| Task to complete |
Print every record below exactly as it stands.

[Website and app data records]

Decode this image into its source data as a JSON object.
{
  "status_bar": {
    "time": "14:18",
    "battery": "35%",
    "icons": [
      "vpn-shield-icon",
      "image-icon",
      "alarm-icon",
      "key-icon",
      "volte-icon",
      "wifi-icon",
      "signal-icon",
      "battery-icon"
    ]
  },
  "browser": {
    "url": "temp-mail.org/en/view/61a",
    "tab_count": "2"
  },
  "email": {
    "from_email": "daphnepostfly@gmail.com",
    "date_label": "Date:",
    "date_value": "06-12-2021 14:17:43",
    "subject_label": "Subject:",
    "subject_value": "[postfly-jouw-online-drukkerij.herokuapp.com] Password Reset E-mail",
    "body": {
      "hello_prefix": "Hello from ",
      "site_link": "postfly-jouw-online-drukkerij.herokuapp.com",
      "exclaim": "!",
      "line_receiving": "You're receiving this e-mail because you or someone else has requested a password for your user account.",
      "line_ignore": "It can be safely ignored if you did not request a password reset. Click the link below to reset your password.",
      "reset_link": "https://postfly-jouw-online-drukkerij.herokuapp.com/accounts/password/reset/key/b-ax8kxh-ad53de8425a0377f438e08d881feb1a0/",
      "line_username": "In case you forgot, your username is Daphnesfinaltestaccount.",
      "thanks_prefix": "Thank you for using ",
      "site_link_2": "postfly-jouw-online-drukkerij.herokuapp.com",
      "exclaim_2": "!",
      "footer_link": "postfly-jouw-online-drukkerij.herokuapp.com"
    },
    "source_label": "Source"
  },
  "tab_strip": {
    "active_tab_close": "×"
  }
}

| Answer to this problem |
Decode this image into its source data as a JSON object.
{
  "status_bar": {
    "time": "14:18",
    "battery": "35%",
    "icons": [
      "vpn-shield-icon",
      "image-icon",
      "alarm-icon",
      "key-icon",
      "volte-icon",
      "wifi-icon",
      "signal-icon",
      "battery-icon"
    ]
  },
  "browser": {
    "url": "temp-mail.org/en/view/61a",
    "tab_count": "2"
  },
  "email": {
    "from_email": "daphnepostfly@gmail.com",
    "date_label": "Date:",
    "date_value": "06-12-2021 14:17:43",
    "subject_label": "Subject:",
    "subject_value": "[postfly-jouw-online-drukkerij.herokuapp.com] Password Reset E-mail",
    "body": {
      "hello_prefix": "Hello from ",
      "site_link": "postfly-jouw-online-drukkerij.herokuapp.com",
      "exclaim": "!",
      "line_receiving": "You're receiving this e-mail because you or someone else has requested a password for your user account.",
      "line_ignore": "It can be safely ignored if you did not request a password reset. Click the link below to reset your password.",
      "reset_link": "https://postfly-jouw-online-drukkerij.herokuapp.com/accounts/password/reset/key/b-ax8kxh-ad53de8425a0377f438e08d881feb1a0/",
      "line_username": "In case you forgot, your username is Daphnesfinaltestaccount.",
      "thanks_prefix": "Thank you for using ",
      "site_link_2": "postfly-jouw-online-drukkerij.herokuapp.com",
      "exclaim_2": "!",
      "footer_link": "postfly-jouw-online-drukkerij.herokuapp.com"
    },
    "source_label": "Source"
  },
  "tab_strip": {
    "active_tab_close": "×"
  }
}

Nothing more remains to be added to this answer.